My oldest friend and I sat in his driveway, on one of the only sunny days of the summer, the same dashboard torn apart. We sat in occasional silence. After it was put together, antenna cable back in its rightful place, I hit the power button. A most beloved song from the distant past calmly sifted out of the unused speakers. In the afternoon sun, the dark and mellow melody didn’t fit the mood.
A few weeks ago, his girlfriend sat in a familiar living room, rocking back and forth, crying over the dead body of a young man. She was covered in his blood. He was shot in the head. Something about a drug deal gone bad. His name was Brendan McGee.
My friend and I took the car for a test drive around the town of our earlier years. To the beach where we built bonfires and drank stolen beer. To the woods where we filmed Blair Witch Project spoofs. To the rusted Lincoln on the quad trail where we’d smoke pot at night. To the cemetery, where our best friend, former ringleader, dreamer of dreams and tragedy, was buried after feeling it necessary to film a little suicide movie, dressing up in his most elegant garb, and blowing his brains out in his bathtub (well, into the ceiling above the tub, anyway).
No one had been to the grave in months, obviously. We cleared off the leaves, the rotten roses, the dead grass. Pulled the weeds. Cleaned off the old toys that had been left there – tokens of love, of remembrance. My little brother’s school ID from years before still sat there, broken and faded from winters under snow and ice. There was a note there also, written on folded paper. It had lasted through rains, yes, but not a winter. Eager to snoop into the messages people left for our dead brother, we carefully unfolded the moisturestuck page and after a few readthroughs, we made out what it said.
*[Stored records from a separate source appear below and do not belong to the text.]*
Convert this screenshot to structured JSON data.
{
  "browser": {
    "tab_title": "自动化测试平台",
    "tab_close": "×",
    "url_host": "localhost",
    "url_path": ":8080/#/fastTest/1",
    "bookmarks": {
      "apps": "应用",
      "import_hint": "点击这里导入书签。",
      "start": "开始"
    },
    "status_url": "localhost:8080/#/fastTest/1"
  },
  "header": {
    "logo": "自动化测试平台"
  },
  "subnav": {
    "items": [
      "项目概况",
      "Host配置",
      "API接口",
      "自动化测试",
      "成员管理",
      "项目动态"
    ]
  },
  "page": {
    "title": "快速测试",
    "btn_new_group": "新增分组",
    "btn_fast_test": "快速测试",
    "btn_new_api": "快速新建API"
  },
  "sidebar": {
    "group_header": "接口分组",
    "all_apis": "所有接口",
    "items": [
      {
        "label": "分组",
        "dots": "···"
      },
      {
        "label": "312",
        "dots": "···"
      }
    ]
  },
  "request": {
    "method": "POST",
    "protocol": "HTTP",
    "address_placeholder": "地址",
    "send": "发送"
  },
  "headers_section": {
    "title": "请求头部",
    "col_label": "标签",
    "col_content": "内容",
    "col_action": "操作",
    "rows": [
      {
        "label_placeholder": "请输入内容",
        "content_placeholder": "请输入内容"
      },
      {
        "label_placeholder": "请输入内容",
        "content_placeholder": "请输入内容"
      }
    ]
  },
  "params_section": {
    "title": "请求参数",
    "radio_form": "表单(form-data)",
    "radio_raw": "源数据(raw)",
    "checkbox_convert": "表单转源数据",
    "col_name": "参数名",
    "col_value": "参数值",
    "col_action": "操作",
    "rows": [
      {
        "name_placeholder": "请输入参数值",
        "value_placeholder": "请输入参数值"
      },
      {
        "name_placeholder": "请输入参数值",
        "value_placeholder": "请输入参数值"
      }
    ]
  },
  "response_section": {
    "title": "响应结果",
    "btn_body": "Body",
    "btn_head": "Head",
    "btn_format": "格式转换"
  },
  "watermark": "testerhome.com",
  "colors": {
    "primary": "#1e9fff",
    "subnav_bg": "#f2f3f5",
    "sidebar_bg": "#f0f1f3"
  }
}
Wish I had gotten to know you better. Good pool though. Brendan McGee
and on the other side it said
P.S. Is it really just a big nothing?